• _PROBLEM DESCRIPTION_:
Each record must be returned exactly, apart from the pictures, which stay out.

• _ENTRIES SUPPLIED_:
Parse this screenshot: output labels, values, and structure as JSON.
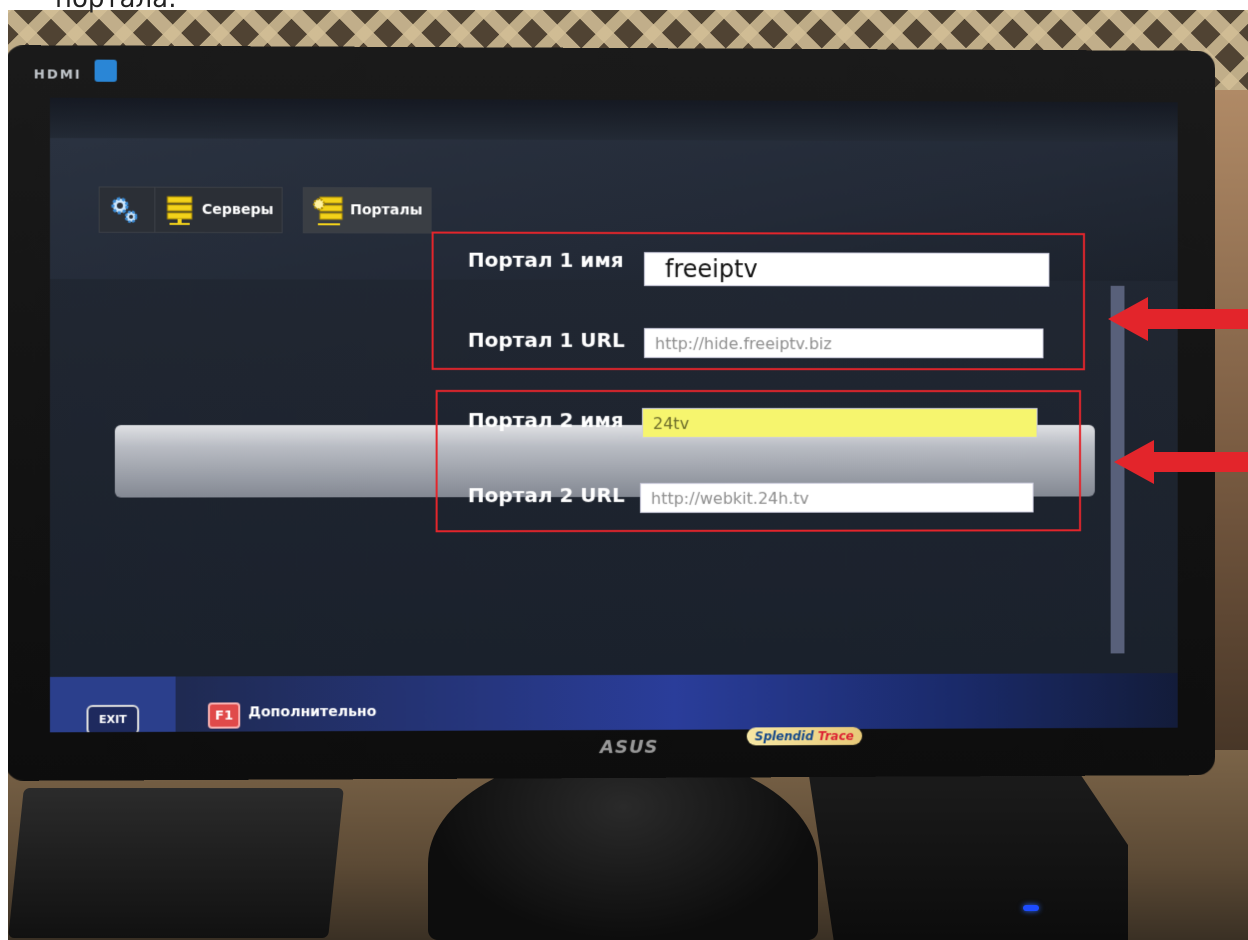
{
  "caption_top": "портала:",
  "monitor": {
    "input_label": "HDMI",
    "brand": "ASUS",
    "sticker": {
      "part1": "Splendid",
      "part2": "Trace"
    }
  },
  "screen": {
    "tabs": [
      {
        "label": ""
      },
      {
        "label": "Серверы"
      },
      {
        "label": "Порталы"
      }
    ],
    "rows": [
      {
        "label": "Портал 1 имя",
        "value": "freeiptv"
      },
      {
        "label": "Портал 1 URL",
        "value": "http://hide.freeiptv.biz"
      },
      {
        "label": "Портал 2 имя",
        "value": "24tv"
      },
      {
        "label": "Портал 2 URL",
        "value": "http://webkit.24h.tv"
      }
    ],
    "bottom": {
      "exit_label": "EXIT",
      "f1_key": "F1",
      "f1_label": "Дополнительно"
    }
  },
  "colors": {
    "highlight_box": "#e3252b",
    "active_field": "#f6f56e",
    "bottom_bar": "#2a3d9a"
  },
  "icons": [
    "gear-icon",
    "server-icon",
    "portal-server-icon",
    "exit-key-icon",
    "arrow-left-icon"
  ]
}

• _EXPECTED ANSWER_:
Parse this screenshot: output labels, values, and structure as JSON.
{
  "caption_top": "портала:",
  "monitor": {
    "input_label": "HDMI",
    "brand": "ASUS",
    "sticker": {
      "part1": "Splendid",
      "part2": "Trace"
    }
  },
  "screen": {
    "tabs": [
      {
        "label": ""
      },
      {
        "label": "Серверы"
      },
      {
        "label": "Порталы"
      }
    ],
    "rows": [
      {
        "label": "Портал 1 имя",
        "value": "freeiptv"
      },
      {
        "label": "Портал 1 URL",
        "value": "http://hide.freeiptv.biz"
      },
      {
        "label": "Портал 2 имя",
        "value": "24tv"
      },
      {
        "label": "Портал 2 URL",
        "value": "http://webkit.24h.tv"
      }
    ],
    "bottom": {
      "exit_label": "EXIT",
      "f1_key": "F1",
      "f1_label": "Дополнительно"
    }
  },
  "colors": {
    "highlight_box": "#e3252b",
    "active_field": "#f6f56e",
    "bottom_bar": "#2a3d9a"
  },
  "icons": [
    "gear-icon",
    "server-icon",
    "portal-server-icon",
    "exit-key-icon",
    "arrow-left-icon"
  ]
}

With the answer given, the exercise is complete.